━━━━━ Extracted material ━━━━━

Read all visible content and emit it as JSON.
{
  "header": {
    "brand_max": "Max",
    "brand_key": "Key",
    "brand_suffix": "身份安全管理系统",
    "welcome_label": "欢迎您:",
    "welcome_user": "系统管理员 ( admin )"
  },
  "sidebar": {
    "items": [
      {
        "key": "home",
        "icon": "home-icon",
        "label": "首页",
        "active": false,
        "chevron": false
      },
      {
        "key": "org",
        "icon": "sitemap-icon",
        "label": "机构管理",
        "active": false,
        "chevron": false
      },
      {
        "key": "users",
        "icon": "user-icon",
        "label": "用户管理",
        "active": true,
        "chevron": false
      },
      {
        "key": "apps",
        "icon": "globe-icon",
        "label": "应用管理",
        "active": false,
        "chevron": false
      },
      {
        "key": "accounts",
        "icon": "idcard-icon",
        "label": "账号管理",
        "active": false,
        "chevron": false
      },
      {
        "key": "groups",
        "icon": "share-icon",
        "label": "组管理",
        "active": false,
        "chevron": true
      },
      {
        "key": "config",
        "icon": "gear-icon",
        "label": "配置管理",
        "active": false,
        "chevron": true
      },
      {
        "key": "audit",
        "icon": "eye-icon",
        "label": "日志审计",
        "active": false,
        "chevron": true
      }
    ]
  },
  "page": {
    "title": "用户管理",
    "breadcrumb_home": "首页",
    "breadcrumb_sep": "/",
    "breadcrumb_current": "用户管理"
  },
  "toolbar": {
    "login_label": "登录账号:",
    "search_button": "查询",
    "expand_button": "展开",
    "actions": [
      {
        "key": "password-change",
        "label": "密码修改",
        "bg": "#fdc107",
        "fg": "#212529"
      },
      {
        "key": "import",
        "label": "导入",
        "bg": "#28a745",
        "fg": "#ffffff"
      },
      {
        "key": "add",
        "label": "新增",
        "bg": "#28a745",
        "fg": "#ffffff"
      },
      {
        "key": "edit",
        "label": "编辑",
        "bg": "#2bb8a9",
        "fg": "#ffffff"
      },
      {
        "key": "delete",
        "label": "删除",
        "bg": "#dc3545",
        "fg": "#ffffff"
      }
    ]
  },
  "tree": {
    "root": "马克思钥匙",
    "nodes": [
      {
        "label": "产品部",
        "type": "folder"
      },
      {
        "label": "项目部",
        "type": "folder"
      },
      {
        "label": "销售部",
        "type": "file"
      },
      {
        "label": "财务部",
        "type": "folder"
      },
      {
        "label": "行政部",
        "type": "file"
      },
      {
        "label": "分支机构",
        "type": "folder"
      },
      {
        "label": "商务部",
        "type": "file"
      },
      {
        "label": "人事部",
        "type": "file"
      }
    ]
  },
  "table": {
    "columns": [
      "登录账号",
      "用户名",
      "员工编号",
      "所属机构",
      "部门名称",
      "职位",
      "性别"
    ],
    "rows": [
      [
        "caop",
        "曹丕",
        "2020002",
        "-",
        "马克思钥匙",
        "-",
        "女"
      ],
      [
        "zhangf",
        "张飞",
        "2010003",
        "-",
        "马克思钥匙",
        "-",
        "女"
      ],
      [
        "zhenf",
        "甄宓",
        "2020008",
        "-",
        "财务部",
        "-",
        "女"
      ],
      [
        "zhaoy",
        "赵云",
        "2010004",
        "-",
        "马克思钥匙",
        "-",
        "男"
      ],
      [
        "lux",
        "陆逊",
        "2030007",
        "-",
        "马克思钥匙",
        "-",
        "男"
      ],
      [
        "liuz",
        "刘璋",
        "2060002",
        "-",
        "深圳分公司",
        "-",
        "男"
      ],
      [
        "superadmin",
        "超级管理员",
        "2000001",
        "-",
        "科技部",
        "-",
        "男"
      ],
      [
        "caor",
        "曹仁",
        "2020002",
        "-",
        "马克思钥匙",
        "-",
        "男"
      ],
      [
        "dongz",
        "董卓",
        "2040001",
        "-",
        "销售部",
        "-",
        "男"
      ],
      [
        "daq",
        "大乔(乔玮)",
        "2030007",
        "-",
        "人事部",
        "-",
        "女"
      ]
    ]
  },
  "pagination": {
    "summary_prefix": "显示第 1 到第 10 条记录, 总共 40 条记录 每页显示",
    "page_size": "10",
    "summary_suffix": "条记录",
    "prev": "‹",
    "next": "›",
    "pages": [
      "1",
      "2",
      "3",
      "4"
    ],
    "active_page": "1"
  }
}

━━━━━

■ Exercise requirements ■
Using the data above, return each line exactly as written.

■ Exercise result ■
Read all visible content and emit it as JSON.
{
  "header": {
    "brand_max": "Max",
    "brand_key": "Key",
    "brand_suffix": "身份安全管理系统",
    "welcome_label": "欢迎您:",
    "welcome_user": "系统管理员 ( admin )"
  },
  "sidebar": {
    "items": [
      {
        "key": "home",
        "icon": "home-icon",
        "label": "首页",
        "active": false,
        "chevron": false
      },
      {
        "key": "org",
        "icon": "sitemap-icon",
        "label": "机构管理",
        "active": false,
        "chevron": false
      },
      {
        "key": "users",
        "icon": "user-icon",
        "label": "用户管理",
        "active": true,
        "chevron": false
      },
      {
        "key": "apps",
        "icon": "globe-icon",
        "label": "应用管理",
        "active": false,
        "chevron": false
      },
      {
        "key": "accounts",
        "icon": "idcard-icon",
        "label": "账号管理",
        "active": false,
        "chevron": false
      },
      {
        "key": "groups",
        "icon": "share-icon",
        "label": "组管理",
        "active": false,
        "chevron": true
      },
      {
        "key": "config",
        "icon": "gear-icon",
        "label": "配置管理",
        "active": false,
        "chevron": true
      },
      {
        "key": "audit",
        "icon": "eye-icon",
        "label": "日志审计",
        "active": false,
        "chevron": true
      }
    ]
  },
  "page": {
    "title": "用户管理",
    "breadcrumb_home": "首页",
    "breadcrumb_sep": "/",
    "breadcrumb_current": "用户管理"
  },
  "toolbar": {
    "login_label": "登录账号:",
    "search_button": "查询",
    "expand_button": "展开",
    "actions": [
      {
        "key": "password-change",
        "label": "密码修改",
        "bg": "#fdc107",
        "fg": "#212529"
      },
      {
        "key": "import",
        "label": "导入",
        "bg": "#28a745",
        "fg": "#ffffff"
      },
      {
        "key": "add",
        "label": "新增",
        "bg": "#28a745",
        "fg": "#ffffff"
      },
      {
        "key": "edit",
        "label": "编辑",
        "bg": "#2bb8a9",
        "fg": "#ffffff"
      },
      {
        "key": "delete",
        "label": "删除",
        "bg": "#dc3545",
        "fg": "#ffffff"
      }
    ]
  },
  "tree": {
    "root": "马克思钥匙",
    "nodes": [
      {
        "label": "产品部",
        "type": "folder"
      },
      {
        "label": "项目部",
        "type": "folder"
      },
      {
        "label": "销售部",
        "type": "file"
      },
      {
        "label": "财务部",
        "type": "folder"
      },
      {
        "label": "行政部",
        "type": "file"
      },
      {
        "label": "分支机构",
        "type": "folder"
      },
      {
        "label": "商务部",
        "type": "file"
      },
      {
        "label": "人事部",
        "type": "file"
      }
    ]
  },
  "table": {
    "columns": [
      "登录账号",
      "用户名",
      "员工编号",
      "所属机构",
      "部门名称",
      "职位",
      "性别"
    ],
    "rows": [
      [
        "caop",
        "曹丕",
        "2020002",
        "-",
        "马克思钥匙",
        "-",
        "女"
      ],
      [
        "zhangf",
        "张飞",
        "2010003",
        "-",
        "马克思钥匙",
        "-",
        "女"
      ],
      [
        "zhenf",
        "甄宓",
        "2020008",
        "-",
        "财务部",
        "-",
        "女"
      ],
      [
        "zhaoy",
        "赵云",
        "2010004",
        "-",
        "马克思钥匙",
        "-",
        "男"
      ],
      [
        "lux",
        "陆逊",
        "2030007",
        "-",
        "马克思钥匙",
        "-",
        "男"
      ],
      [
        "liuz",
        "刘璋",
        "2060002",
        "-",
        "深圳分公司",
        "-",
        "男"
      ],
      [
        "superadmin",
        "超级管理员",
        "2000001",
        "-",
        "科技部",
        "-",
        "男"
      ],
      [
        "caor",
        "曹仁",
        "2020002",
        "-",
        "马克思钥匙",
        "-",
        "男"
      ],
      [
        "dongz",
        "董卓",
        "2040001",
        "-",
        "销售部",
        "-",
        "男"
      ],
      [
        "daq",
        "大乔(乔玮)",
        "2030007",
        "-",
        "人事部",
        "-",
        "女"
      ]
    ]
  },
  "pagination": {
    "summary_prefix": "显示第 1 到第 10 条记录, 总共 40 条记录 每页显示",
    "page_size": "10",
    "summary_suffix": "条记录",
    "prev": "‹",
    "next": "›",
    "pages": [
      "1",
      "2",
      "3",
      "4"
    ],
    "active_page": "1"
  }
}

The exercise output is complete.